Either way, Boozer appears set to leave Cleveland for a six-year, $68 million deal with the Utah Jazz.
Whatever the reason for the differing opinions of the Cavs and Boozer, it's the free-agent forward who is hurting under the barrage of criticism for skipping out on a reported hand-shake deal.
Boozer has declined to comment on the agreement made Thursday to sign an offer sheet July 14 with the Jazz, but a source close to the 22-year-old says the blame is taking its toll on Boozer.
The sentiment on Boozer in the Cleveland area is largely that he is a "backstabbing, double-crossing, money-grubbing Judas," according to the Tribune. Yet, the source told the paper that Boozer contends he did nothing wrong and had been careful not to commit or promise anything to the Cavaliers.
The discrepancy in Boozer's and the Cavs' take on the existence of a gentlemen's agreement hinges on public statements made by Boozer in an interview with The Associated Press on July 1 -- the day Boozer became a free agent when the Cavaliers did not exercise an option in his contract.
At the time, Boozer expressed an intention to re-sign in Cleveland for the team's full mid-level exception -- approximately six years and $40 million.
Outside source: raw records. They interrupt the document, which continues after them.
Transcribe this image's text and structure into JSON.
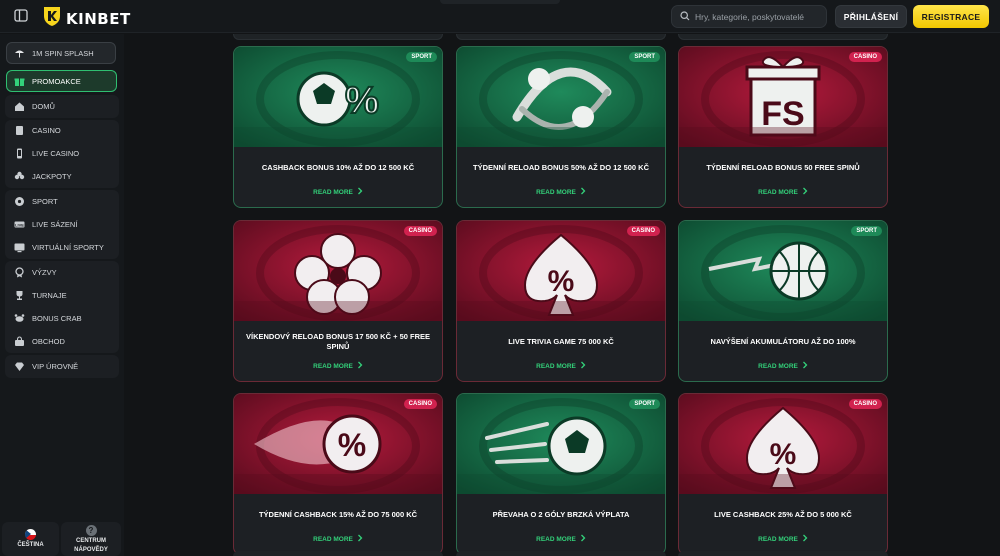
{
  "header": {
    "brand": "KINBET",
    "search_placeholder": "Hry, kategorie, poskytovatelé",
    "login_label": "PŘIHLÁŠENÍ",
    "register_label": "REGISTRACE"
  },
  "sidebar": {
    "spin_label": "1M SPIN SPLASH",
    "promo_label": "PROMOAKCE",
    "home_label": "DOMŮ",
    "casino_group": [
      "CASINO",
      "LIVE CASINO",
      "JACKPOTY"
    ],
    "sport_group": [
      "SPORT",
      "LIVE SÁZENÍ",
      "VIRTUÁLNÍ SPORTY"
    ],
    "extras_group": [
      "VÝZVY",
      "TURNAJE",
      "BONUS CRAB",
      "OBCHOD"
    ],
    "vip_label": "VIP ÚROVNĚ",
    "language_label": "ČEŠTINA",
    "help_label_1": "CENTRUM",
    "help_label_2": "NÁPOVĚDY"
  },
  "colors": {
    "accent_green": "#33d17a",
    "brand_yellow": "#f7d51d",
    "badge_sport": "#1e8a58",
    "badge_casino": "#d1224f"
  },
  "cards": [
    {
      "badge": "SPORT",
      "title": "CASHBACK BONUS 10% AŽ DO 12 500 KČ",
      "cta": "READ MORE",
      "theme": "green",
      "art": "soccer-percent-icon"
    },
    {
      "badge": "SPORT",
      "title": "TÝDENNÍ RELOAD BONUS 50% AŽ DO 12 500 KČ",
      "cta": "READ MORE",
      "theme": "green",
      "art": "baseball-swirl-icon"
    },
    {
      "badge": "CASINO",
      "title": "TÝDENNÍ RELOAD BONUS 50 FREE SPINŮ",
      "cta": "READ MORE",
      "theme": "red",
      "art": "gift-fs-icon"
    },
    {
      "badge": "CASINO",
      "title": "VÍKENDOVÝ RELOAD BONUS 17 500 KČ + 50 FREE SPINŮ",
      "cta": "READ MORE",
      "theme": "red",
      "art": "clover-icon"
    },
    {
      "badge": "CASINO",
      "title": "LIVE TRIVIA GAME 75 000 KČ",
      "cta": "READ MORE",
      "theme": "red",
      "art": "spade-percent-icon"
    },
    {
      "badge": "SPORT",
      "title": "NAVÝŠENÍ AKUMULÁTORU AŽ DO 100%",
      "cta": "READ MORE",
      "theme": "green",
      "art": "basketball-icon"
    },
    {
      "badge": "CASINO",
      "title": "TÝDENNÍ CASHBACK 15% AŽ DO 75 000 KČ",
      "cta": "READ MORE",
      "theme": "red",
      "art": "percent-fireball-icon"
    },
    {
      "badge": "SPORT",
      "title": "PŘEVAHA O 2 GÓLY BRZKÁ VÝPLATA",
      "cta": "READ MORE",
      "theme": "green",
      "art": "soccer-ball-icon"
    },
    {
      "badge": "CASINO",
      "title": "LIVE CASHBACK 25% AŽ DO 5 000 KČ",
      "cta": "READ MORE",
      "theme": "red",
      "art": "spade-percent-icon"
    }
  ]
}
And so, the Cavaliers say, they did not pick up the option.
"Our actions have been based upon what Carlos told us he
wanted," the Cavaliers said in a statement Thursday by owner Gordon Gund
and general manager Jim Paxson.
"We are both very surprised and very disappointed."
But, according to the Tribune's source, Boozer did not agree to anything -- both because of NBA rules and his own bargaining position.
"He actually pulled out the collective bargaining agreement," the source told the paper, and noted the clauses prohibiting "undisclosed agreements."
The source, who had knowledge of a June 30 meeting in which the Cavs contend Boozer verbally agreed to re-sign, told the Tribune that Boozer "did tell the Cavs that [he] wanted to be in Cleveland … but did not make a commitment or a promise."
Now, the Cavs are almost certain to lose Boozer. The Cavs have the right to match the Utah offer, but they would have to trade and/or renounce the rights to a number of players to clear enough room to do so.
And Boozer, who just a few weeks ago publicly declared his happiness in Cleveland, is reportedly expressing good feelings about his agreement with the Jazz.
The source told the Tribune that Boozer and his wife, CeCe, "are excited that [Jazz GM] Kevin O'Connor is giving them this opportunity," and look forward to moving to Utah.